In Hong Kong’s public hospitals, distressed nurses left feeling like Allied troops at Dunkirk

PUBLISHED : Friday, 23 February, 2018, 5:08pm
UPDATED : Friday, 23 February, 2018, 9:01pm

The local hospital environment has recently been described as “a battlefield”. (“Hong Kong’s ‘war on flu’ rages on”, February 19). This reminds me of the film Dunkirk, and of the Allied soldiers waiting for evacuation – frustrated and powerless.

Amid the outcry about the waiting time for medical consultation stretching to more than eight hours and the cramped ward environment, I think the victims here are not only the patients and their family members, but hospital staff as well.

Unrelieved moral distress jeopardises the well-being of health care providers and quality of patient care

Moral distress is the term that best describes the feelings of health care providers when they know the right thing to do but cannot pursue that course of action. The negative emotions emerging from moral distress would persist as a lingering feeling of unease and may manifest themselves as impatience, anger, frustration, guilt and shame. Health care providers who experience moral distress may distance themselves from clients or turn a blind eye to their needs, due to a sense of powerlessness.

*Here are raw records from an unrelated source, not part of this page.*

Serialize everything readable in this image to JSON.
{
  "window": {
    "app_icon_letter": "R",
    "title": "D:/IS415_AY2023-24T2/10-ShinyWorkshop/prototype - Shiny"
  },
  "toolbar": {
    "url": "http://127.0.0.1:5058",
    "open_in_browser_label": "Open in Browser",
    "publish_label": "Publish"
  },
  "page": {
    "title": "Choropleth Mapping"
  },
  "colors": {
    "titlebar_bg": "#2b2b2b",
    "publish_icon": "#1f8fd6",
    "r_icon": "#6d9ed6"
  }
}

Hence, unrelieved moral distress jeopardises the physical and psychological well-being of health care providers as well as the quality of patient care.

We conducted a study earlier to examine moral distress among Hong Kong nurses, which showed that this is a prevalent issue among our nursing task force; also, those who were considering leaving their current position reported a significantly higher degree of moral distress.

Institutional constraint has been identified as the major factor contributing to moral distress in health care providers across disciplines and health care settings. Moral distress often arises in a situation of inadequate staffing, incompetent co-workers, poor teamwork and inappropriate use of health care resources that comprise their professional autonomy and integrity.

Policymakers have to learn from Dunkirk and think outside the box

Therefore, monetary incentives, career progression and even recruiting part-time staff may not be effective measures to motivate those who are in despair.

Clearly, moral distress among health care providers is an issue highly pertinent to the cost, quality and sustainability of health care services. Perhaps the policymakers and hospital administrators have to learn a lesson from the Dunkirk evacuation and think outside the box for the current quandary.

Helen Yue-lai Chan, associate professor, The Nethersole School of Nursing, ­Faculty of Medicine, Chinese University of Hong Kong